100 Minories 'Pop-up Museum'

I've spent almost the last year working with LP Archaeology on their excavation at 100 Minories, next to the Tower of London. It's been a fantastic site, digging a transect across the Tudor and later City ditches, and excavating parts of the Portsoken suburb. We are holding a series of 'Pop-up Museums' next to the site over the next few weeks. Details can be found on the 100 Minories website, which is well worth a visit: http://100minories.lparchaeology.com/research/100-minories-pop-up-museum/

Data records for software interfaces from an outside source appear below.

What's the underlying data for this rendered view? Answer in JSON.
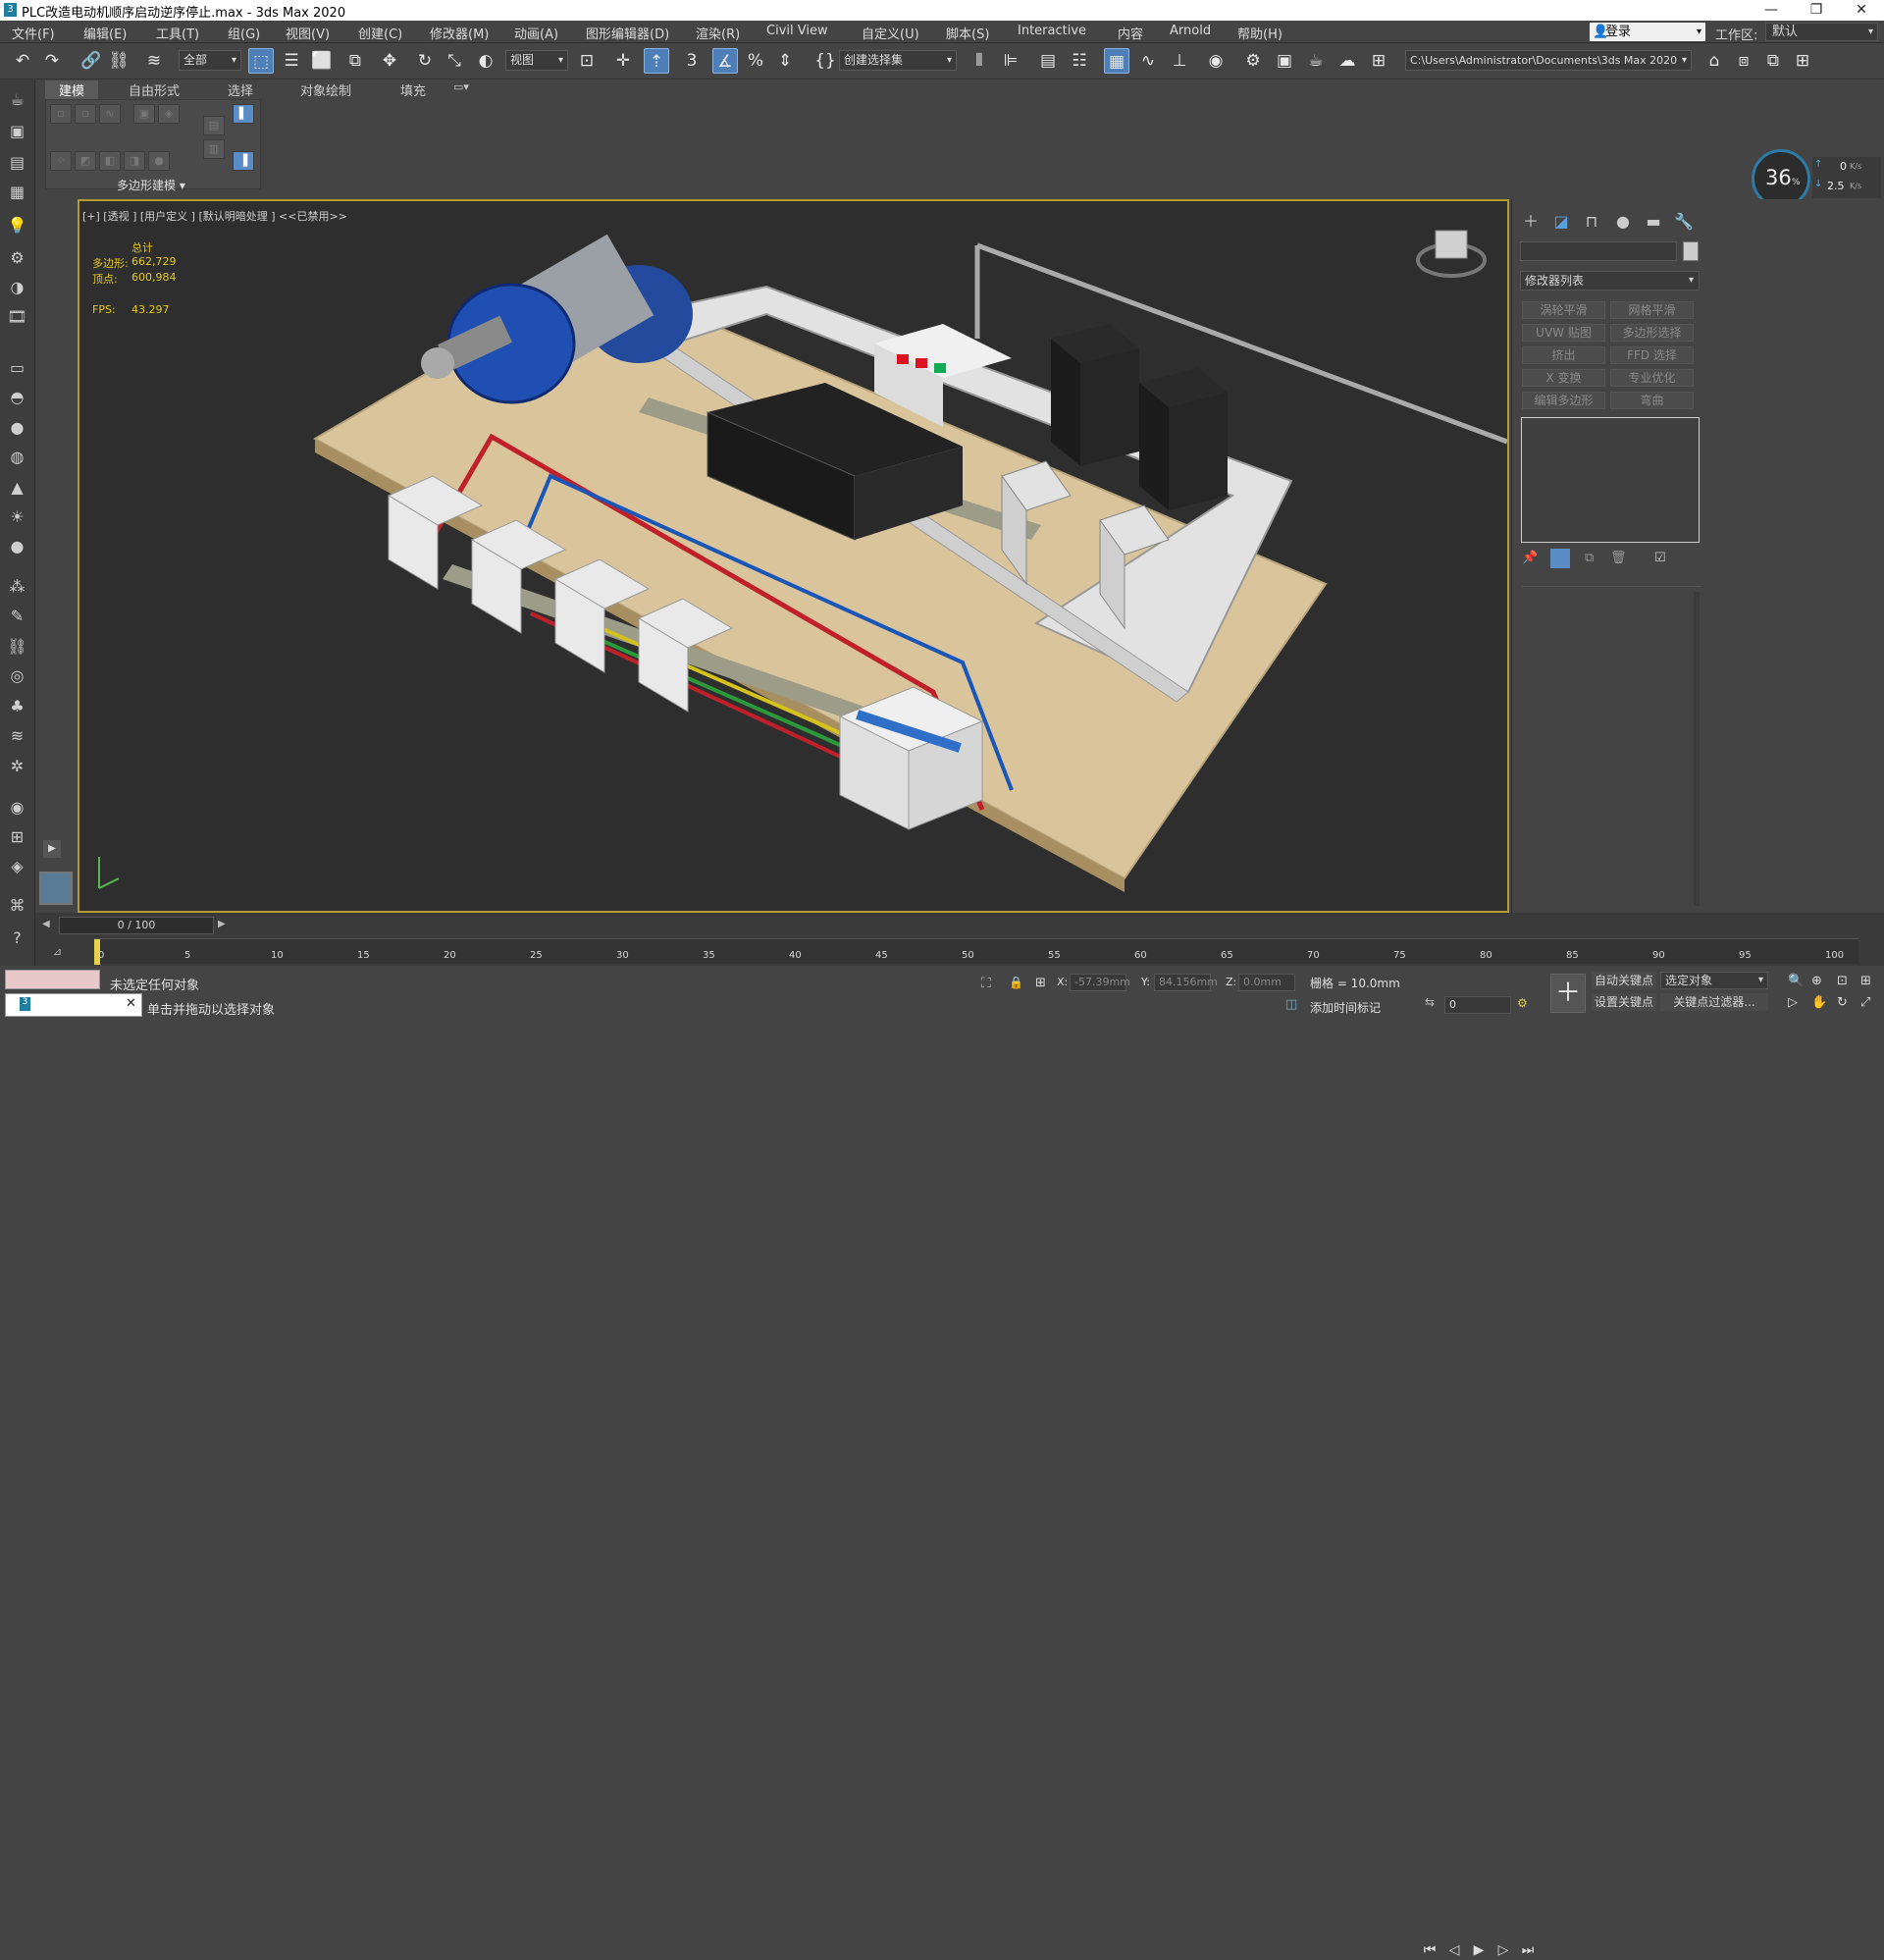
{
  "title": "PLC改造电动机顺序启动逆序停止.max - 3ds Max 2020",
  "menu": [
    "文件(F)",
    "编辑(E)",
    "工具(T)",
    "组(G)",
    "视图(V)",
    "创建(C)",
    "修改器(M)",
    "动画(A)",
    "图形编辑器(D)",
    "渲染(R)",
    "Civil View",
    "自定义(U)",
    "脚本(S)",
    "Interactive",
    "内容",
    "Arnold",
    "帮助(H)"
  ],
  "login": "登录",
  "workspace_label": "工作区:",
  "workspace_value": "默认",
  "toolbar": {
    "filter": "全部",
    "coord": "视图",
    "selset": "创建选择集",
    "path": "C:\\Users\\Administrator\\Documents\\3ds Max 2020"
  },
  "ribbon_tabs": [
    "建模",
    "自由形式",
    "选择",
    "对象绘制",
    "填充"
  ],
  "ribbon_group": "多边形建模",
  "viewport_label": "[+] [透视 ] [用户定义 ] [默认明暗处理 ] <<已禁用>>",
  "stats": {
    "total": "总计",
    "poly_label": "多边形:",
    "poly": "662,729",
    "vert_label": "顶点:",
    "vert": "600,984",
    "fps_label": "FPS:",
    "fps": "43.297"
  },
  "perf": {
    "percent": "36",
    "percent_unit": "%",
    "up": "0",
    "up_unit": "K/s",
    "down": "2.5",
    "down_unit": "K/s"
  },
  "cmdpanel": {
    "modifier_list": "修改器列表",
    "buttons": [
      "涡轮平滑",
      "网格平滑",
      "UVW 贴图",
      "多边形选择",
      "挤出",
      "FFD 选择",
      "X 变换",
      "专业优化",
      "编辑多边形",
      "弯曲"
    ]
  },
  "timeline": {
    "frame": "0 / 100",
    "ticks": [
      "0",
      "5",
      "10",
      "15",
      "20",
      "25",
      "30",
      "35",
      "40",
      "45",
      "50",
      "55",
      "60",
      "65",
      "70",
      "75",
      "80",
      "85",
      "90",
      "95",
      "100"
    ]
  },
  "status": {
    "line1": "未选定任何对象",
    "line2": "单击并拖动以选择对象",
    "x_label": "X:",
    "x": "-57.39mm",
    "y_label": "Y:",
    "y": "84.156mm",
    "z_label": "Z:",
    "z": "0.0mm",
    "grid": "栅格 = 10.0mm",
    "add_time_tag": "添加时间标记",
    "auto_key": "自动关键点",
    "set_key": "设置关键点",
    "selected_obj": "选定对象",
    "key_filter": "关键点过滤器...",
    "frame_spin": "0"
  }
}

"Towards the end of the excavation works, L – P : Archaeology will be holding its very own ‘Pop Up Museum’ at the 100 Minories site.
Unlike a regular museum, Pop Up Museum is a temporary entity. For a few days in June and July  as part of the Festival of Archaeology, the L – P : Archaeology team are going to occupy the public space around the site to display the archaeology of 100 Minories to the public. On offer to visitors will be artefacts from the site to view and handle, one-on-one tours with the archaeologists, a chance to sample authentic historic food, as well as other interactive displays.
The idea behind hosting a Pop Up Museum comes as part of our commitment to ‘open’ archaeology and ‘open’ data, where often the commercial sector remains closed to visitors. By opening up the site and its findings whilst the site is being excavated, we hope to achieve a form of rapid dissemination for all those interested in the latest archaeological findings in London. We would like to invite the public to experience the history of the site and its finds within its landscape context.
Stay tuned for regular updates, on the Pop Up Museum via this project page, and our social media channels.
17th, 19th, 27th JUNE
17th, 18th JULY
The event is free and open to all."

100 Minories: new article on a 17th century timber structure

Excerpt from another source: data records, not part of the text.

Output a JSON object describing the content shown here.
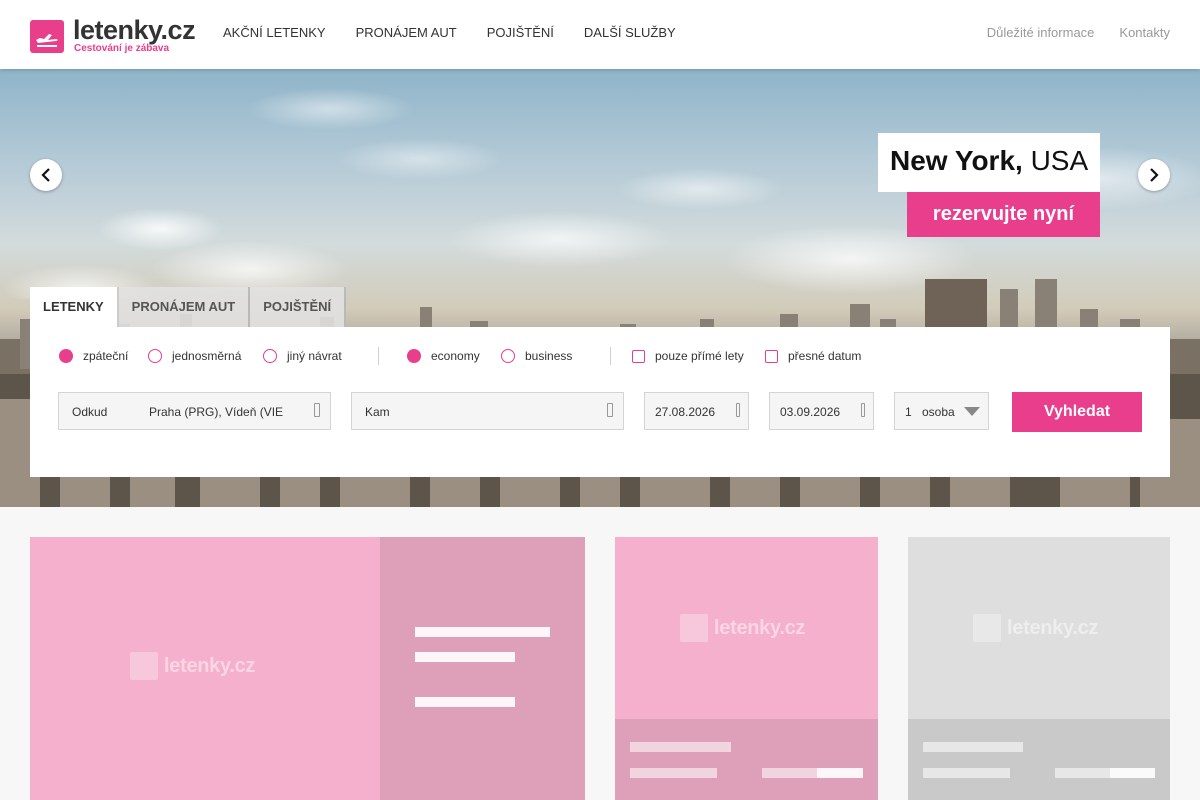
{
  "colors": {
    "accent": "#e83e8c",
    "card_pink": "#f4b0cc",
    "card_pink_dark": "#dea0b8",
    "card_grey": "#dedede"
  },
  "logo": {
    "name": "letenky.cz",
    "tagline": "Cestování je zábava",
    "icon": "airplane-icon"
  },
  "nav": {
    "items": [
      "AKČNÍ LETENKY",
      "PRONÁJEM AUT",
      "POJIŠTĚNÍ",
      "DALŠÍ SLUŽBY"
    ],
    "right": [
      "Důležité informace",
      "Kontakty"
    ]
  },
  "hero": {
    "city": "New York,",
    "country": "USA",
    "cta": "rezervujte nyní",
    "prev_icon": "chevron-left-icon",
    "next_icon": "chevron-right-icon"
  },
  "search": {
    "tabs": [
      "LETENKY",
      "PRONÁJEM AUT",
      "POJIŠTĚNÍ"
    ],
    "active_tab": "LETENKY",
    "trip_options": [
      {
        "label": "zpáteční",
        "selected": true
      },
      {
        "label": "jednosměrná",
        "selected": false
      },
      {
        "label": "jiný návrat",
        "selected": false
      }
    ],
    "class_options": [
      {
        "label": "economy",
        "selected": true
      },
      {
        "label": "business",
        "selected": false
      }
    ],
    "checkboxes": [
      {
        "label": "pouze přímé lety",
        "checked": false
      },
      {
        "label": "přesné datum",
        "checked": false
      }
    ],
    "from_label": "Odkud",
    "from_value": "Praha (PRG), Vídeň (VIE",
    "to_label": "Kam",
    "depart_date": "27.08.2026",
    "return_date": "03.09.2026",
    "passengers_count": "1",
    "passengers_unit": "osoba",
    "search_button": "Vyhledat"
  },
  "placeholder_logo": "letenky.cz"
}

At 100 Minories the sheer depth and relatively recent date of the archaeological deposits has meant that some organic remains have survived on the site despite the upper levels not being waterlogged or fully anaerobic. Typically these are leather offcuts and parts of shoes, but we also recover fragments of cloth and wood.
We recently excavated a large rectangular pit dating from the early-mid 17th century containing over forty oak and pine timbers......
Read more on LP Archaeology's project website at http://100minories.lparchaeology.com/a-17th-century-timber-structure/

New article on 100 Minories and the City Ditch

I've written a short article describing the infilling of the London City Ditch. We are currently digging down through the ditch at 100 Minories and have been finding some beautiful artefacts, as well as timber structures and buildings dating from after the ditch was infilled.
17th century Lion mask glass stem, probably dating 1620-1642
Read more at http://100minories.lparchaeology.com/levelling-the-land-the-infilling-of-the-city-ditch-1600-1760/

Clay pipe training at 100 Minories

As part of the #100Symposium, we have been trying out different ways of training staff, developing skills, and increasing awareness of the various facets of the archaeology of London. At the start of site we ran a series of short handling sessions using an assemblage of unstratified clay tobacco pipes we had recovered during the watching brief phase. The collection of about 40 pipe bowls dated from the early 17th century to late 18th century and represented a good cross-section of undecorated pipe forms.

Read more at http://100minories.lparchaeology.com/clay-tobacco-pipe-training/

100 Minories website

The excavation at 100 Minories in the City of London is well under way, and there is now a project website where you can read more about the site background and what we are up to: http://100minories.lparchaeology.com/

The excavation is being carried out by LP Archaeology, with Chiz Harward of Urban Archaeology acting as Project Officer in charge of the excavation.